Excerpts from an interface dataset:
* * * * * * * * *
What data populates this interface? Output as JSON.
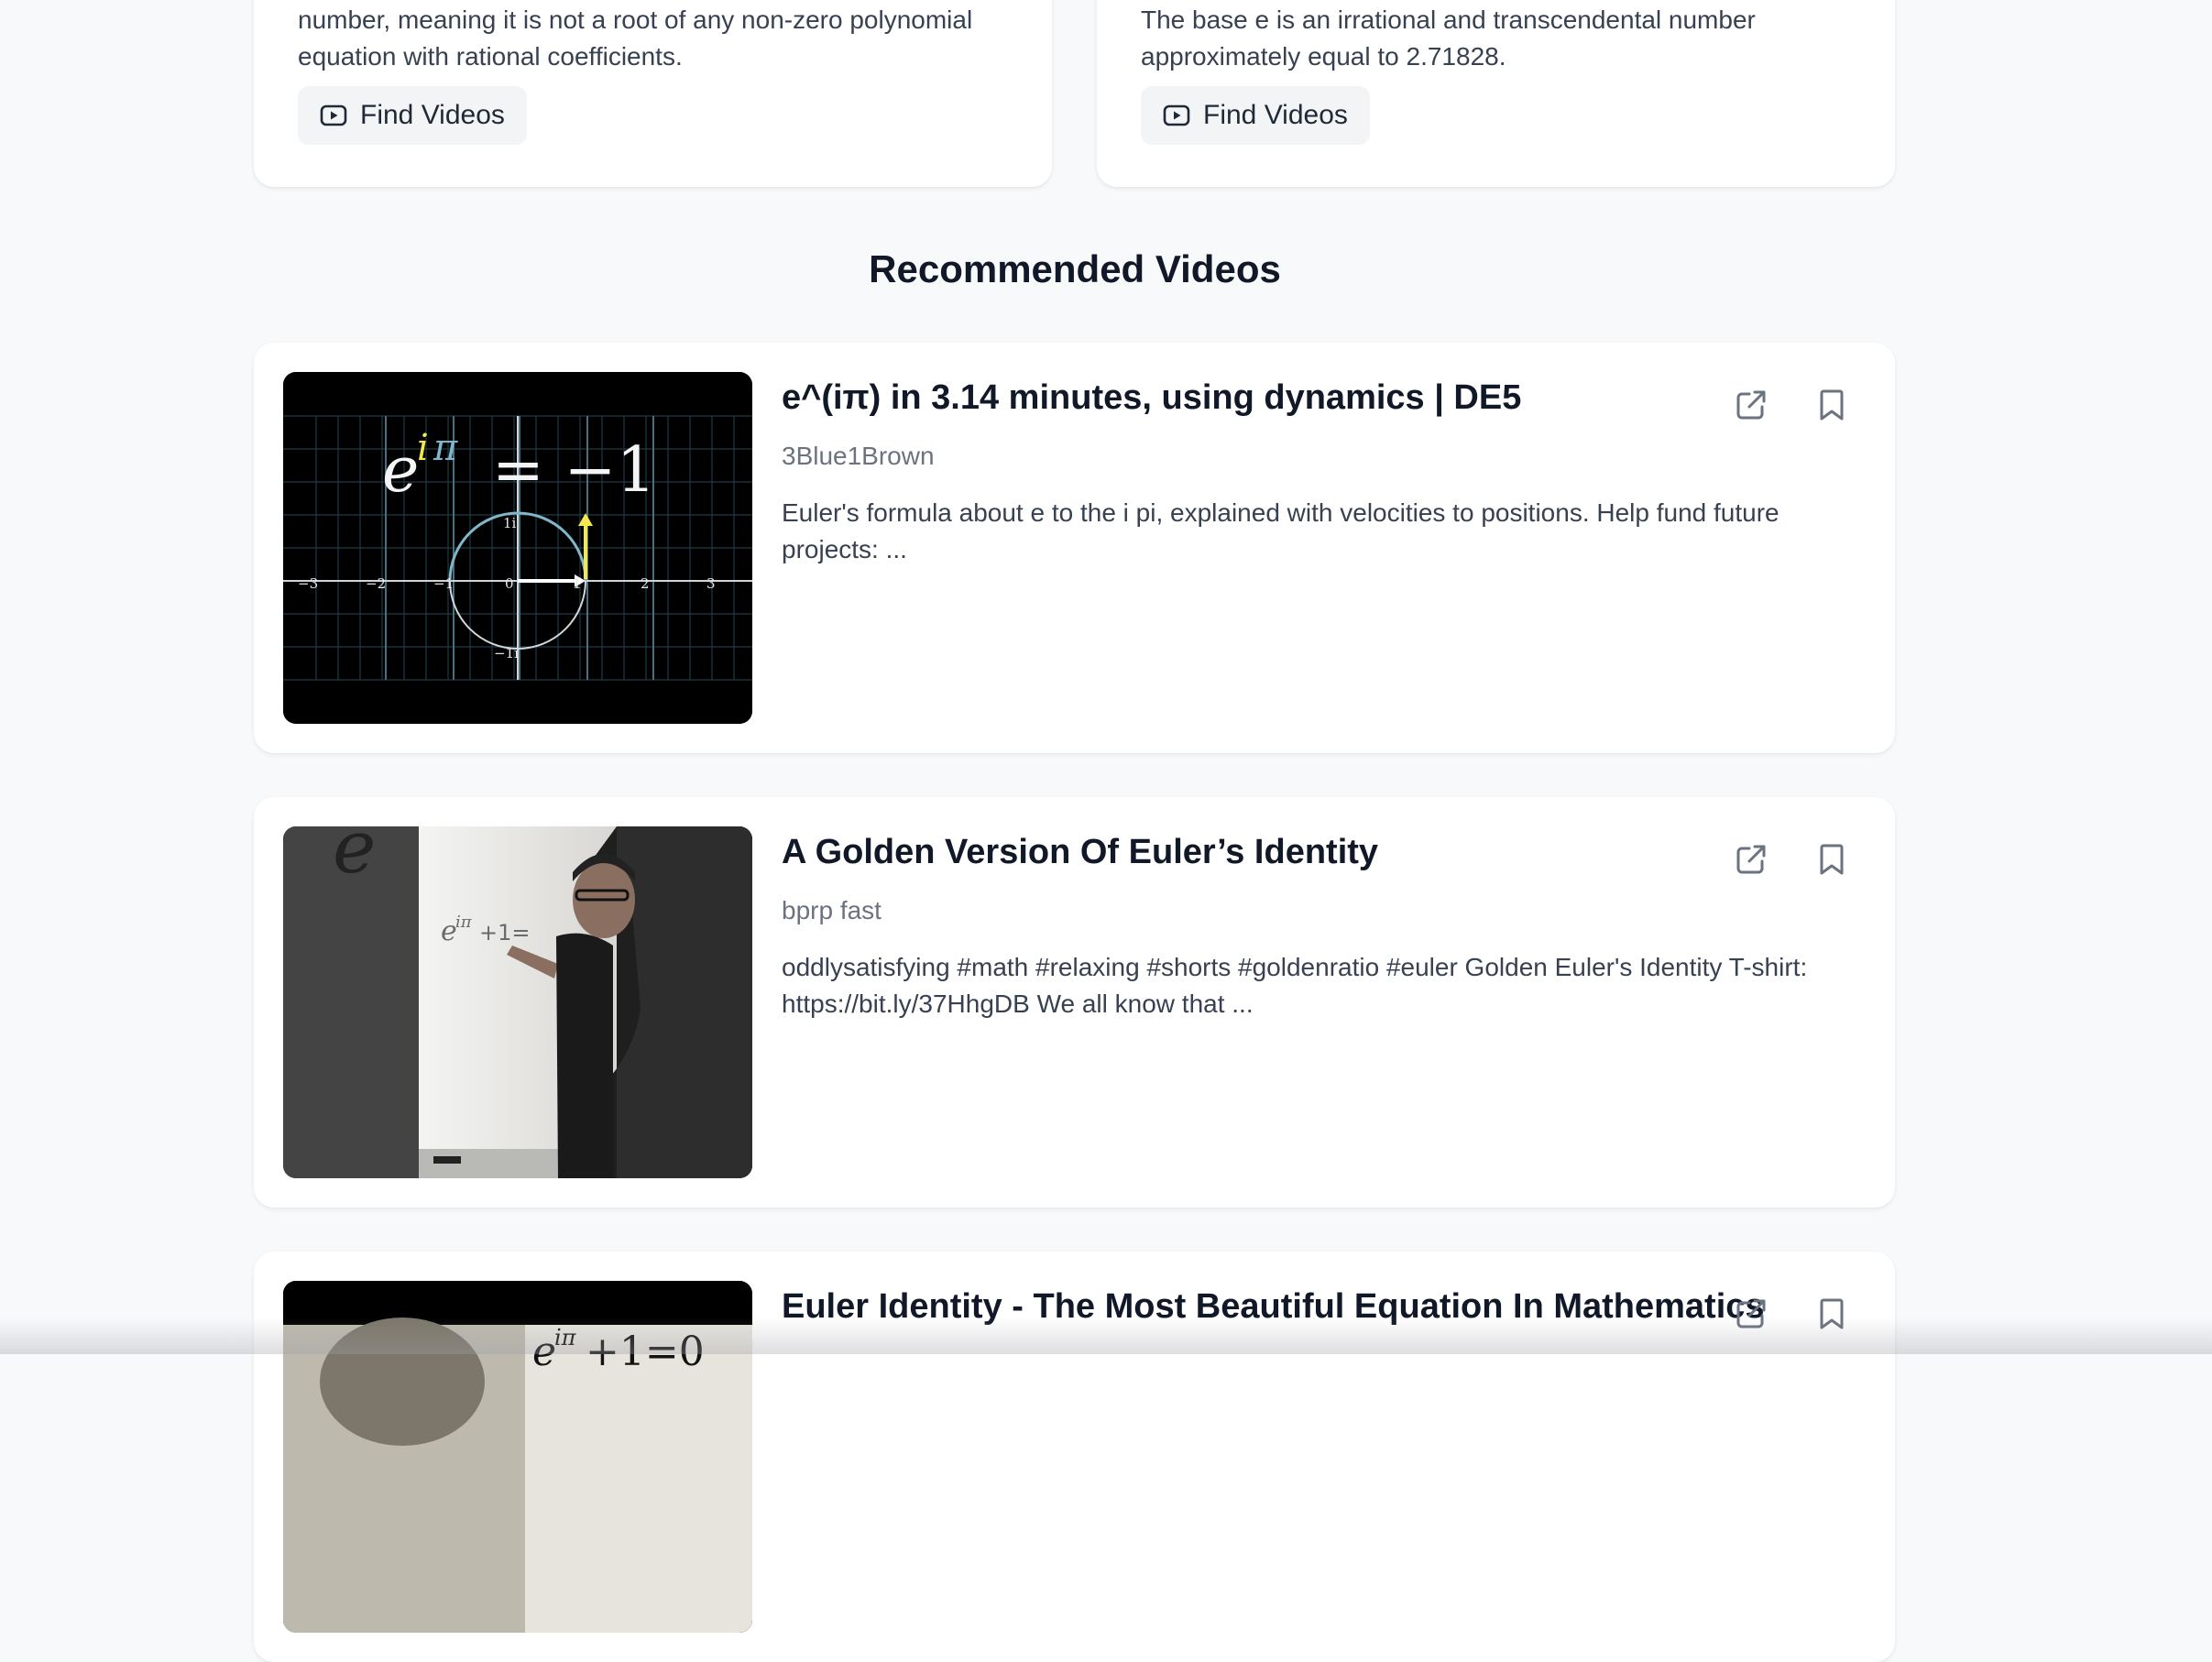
{
  "concepts": [
    {
      "desc_line1": "number, meaning it is not a root of any non-zero polynomial",
      "desc_line2": "equation with rational coefficients.",
      "button_label": "Find Videos"
    },
    {
      "desc_line1": "The base e is an irrational and transcendental number",
      "desc_line2": "approximately equal to 2.71828.",
      "button_label": "Find Videos"
    }
  ],
  "section": {
    "title": "Recommended Videos"
  },
  "videos": [
    {
      "title": "e^(iπ) in 3.14 minutes, using dynamics | DE5",
      "channel": "3Blue1Brown",
      "description": "Euler's formula about e to the i pi, explained with velocities to positions. Help fund future projects: ..."
    },
    {
      "title": "A Golden Version Of Euler’s Identity",
      "channel": "bprp fast",
      "description": "oddlysatisfying #math #relaxing #shorts #goldenratio #euler Golden Euler's Identity T-shirt: https://bit.ly/37HhgDB We all know that ..."
    },
    {
      "title": "Euler Identity - The Most Beautiful Equation In Mathematics",
      "channel": "",
      "description": ""
    }
  ],
  "icons": {
    "find_videos": "video-play-icon",
    "open": "external-link-icon",
    "save": "bookmark-icon"
  },
  "colors": {
    "background": "#f8f9fb",
    "card": "#ffffff",
    "button_bg": "#f3f4f6",
    "muted_text": "#6b7280",
    "icon": "#6b7280"
  }
}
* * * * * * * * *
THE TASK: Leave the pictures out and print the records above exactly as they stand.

EXERCISE SOLUTION:
What data populates this interface? Output as JSON.
{
  "concepts": [
    {
      "desc_line1": "number, meaning it is not a root of any non-zero polynomial",
      "desc_line2": "equation with rational coefficients.",
      "button_label": "Find Videos"
    },
    {
      "desc_line1": "The base e is an irrational and transcendental number",
      "desc_line2": "approximately equal to 2.71828.",
      "button_label": "Find Videos"
    }
  ],
  "section": {
    "title": "Recommended Videos"
  },
  "videos": [
    {
      "title": "e^(iπ) in 3.14 minutes, using dynamics | DE5",
      "channel": "3Blue1Brown",
      "description": "Euler's formula about e to the i pi, explained with velocities to positions. Help fund future projects: ..."
    },
    {
      "title": "A Golden Version Of Euler’s Identity",
      "channel": "bprp fast",
      "description": "oddlysatisfying #math #relaxing #shorts #goldenratio #euler Golden Euler's Identity T-shirt: https://bit.ly/37HhgDB We all know that ..."
    },
    {
      "title": "Euler Identity - The Most Beautiful Equation In Mathematics",
      "channel": "",
      "description": ""
    }
  ],
  "icons": {
    "find_videos": "video-play-icon",
    "open": "external-link-icon",
    "save": "bookmark-icon"
  },
  "colors": {
    "background": "#f8f9fb",
    "card": "#ffffff",
    "button_bg": "#f3f4f6",
    "muted_text": "#6b7280",
    "icon": "#6b7280"
  }
}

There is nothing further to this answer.